News (AP) - Online competition forces price cuts on used books

By Louis Aguilar

The Detroit News

An AP Member Exchange

DETROIT (AP) -- The rise of the digital book has prompted one of Detroit's last independent bookstore operators, John K. King, to promote cutthroat pricing in an attempt to keep alive his two satellite used bookstores.

Signs declaring "Everything Must Go" or "Every Book Must Go" are displayed in the storefront windows of John King Books North in Ferndale and the Big Bookstore near Wayne State University, which King says is Detroit's oldest continuously operating bookstore. The stores have always sold cheap used books, with prices today as low as 50 cents apiece. Last month, the stores started a 20-percent discount on any sale of more than $10.

"If we don't move the entire inventory in a fairly quick time -- a couple months -- then I don't know what I will do," King said.

He hopes the lower prices will drive higher sales volumes, generating the revenue he needs to stay in business.

Cheap prices used to be the niche of used book stores like King's, but digital books -- also known as e-books -- have begun cutting into the new and used book business.

E-books are books consumers can read online or through increasingly popular electronic reader devices such as Amazon's Kindle, Apple Computer Inc.'s iPad or Borders Group Inc.'s Kobo.

Most new e-books sell for $9.99, but some top $20. Many older books are priced at $7.99, and classics in the public domain, such as Herman Melville's 1851 book "Moby Dick," can be free.

Recently, Inc. said it sold more e-books than paper books in the second quarter. The Internet retailer attributed the spike to reducing the price of the Kindle e-reader to $189 from $259. Selling more e-readers creates more demand for digital books.

"First it's the Amazon stuff, the state's bad economy and now all this e-book hype," King said as he stood in front of his Ferndale store on Woodward Avenue.

There is too much hype about e-books replacing real books in the immediate future, said Alberto Greco, a marketing professor at Fordham University in New York who studies the book publishing industry.

"But it will have profound impact throughout the industry," Greco said.

While the digital revolution has endangered King's satellite stores, he is not considering closing his flagship facility, John K. King Used and Rare Books on West Lafayette Boulevard in downtown Detroit. Customers can browse through one million books in two adjacent buildings, one a former glove factory and the other once home to Otis Elevator Inc.'s Detroit offices. King has operated there for 27 years.

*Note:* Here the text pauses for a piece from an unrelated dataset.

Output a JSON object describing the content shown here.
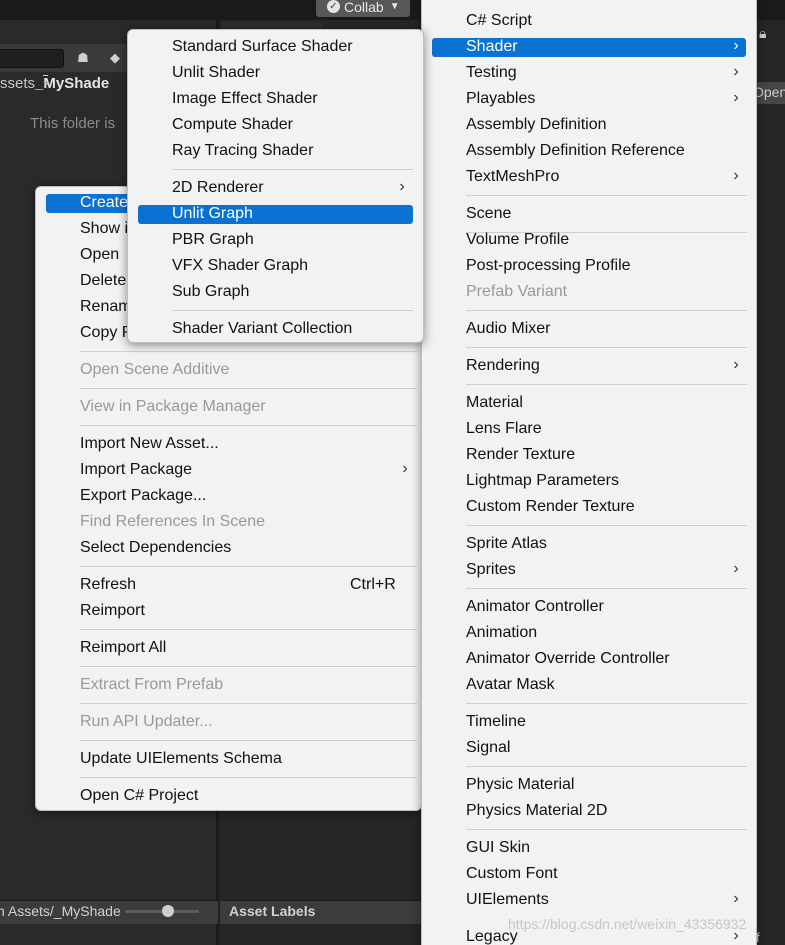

The downtown store is less threatened by the e-book boom because it still does solid business selling rare and used books. Plus, additional revenue comes from providing parking for events at Joe Louis Arena and King recently renting the facility for a movie shoot.

Selling a bookstore's entire inventory is a big task. King's Ferndale store alone has 60,000 books, magazines, maps and other items. The Big Bookstore has 10,000 items. The two stores represent about six percent of King's overall sales.

"At the moment, the Big Bookstore has negligible sales," King said.

The store is just a few blocks from a Barnes & Noble store, which has a cafe, music and apparel section, at Wayne State. King has operated the Big Bookstore, which first opened as a bookstore in the 1930s, and the Ferndale store for 22 years.

Since putting up the "Everything Must Go" signs, store traffic has doubled.

"In terms of sales, now some days are OK and possibly good," Ferndale store manager Jason Schusterbauer said. "Before, most days were just bad for a couple months."

King said the deep discounts will last for at least another month before he decides what to do.

"What I can't stand is the free pass the e-books are getting," King said. "Like they are the greatest things and they have no negative aspect. Besides the closing of bookstores like mine, what about the toxic nature of those devices? Books are biodegradable."

Initial research shows the devices are adding to the growing problem of "e-waste," said Gregory Keoleian, co-director of the University of Michigan's Center for Sustainable Systems.

E-waste refers to electronic devices that are not recycled properly and end up in U.S. landfills or in developing countries, where they often are dissembled in unsafe conditions, Keoleian said.

The devices contain elements that can be harmful, he said.

Published: Tue, Aug 3, 2010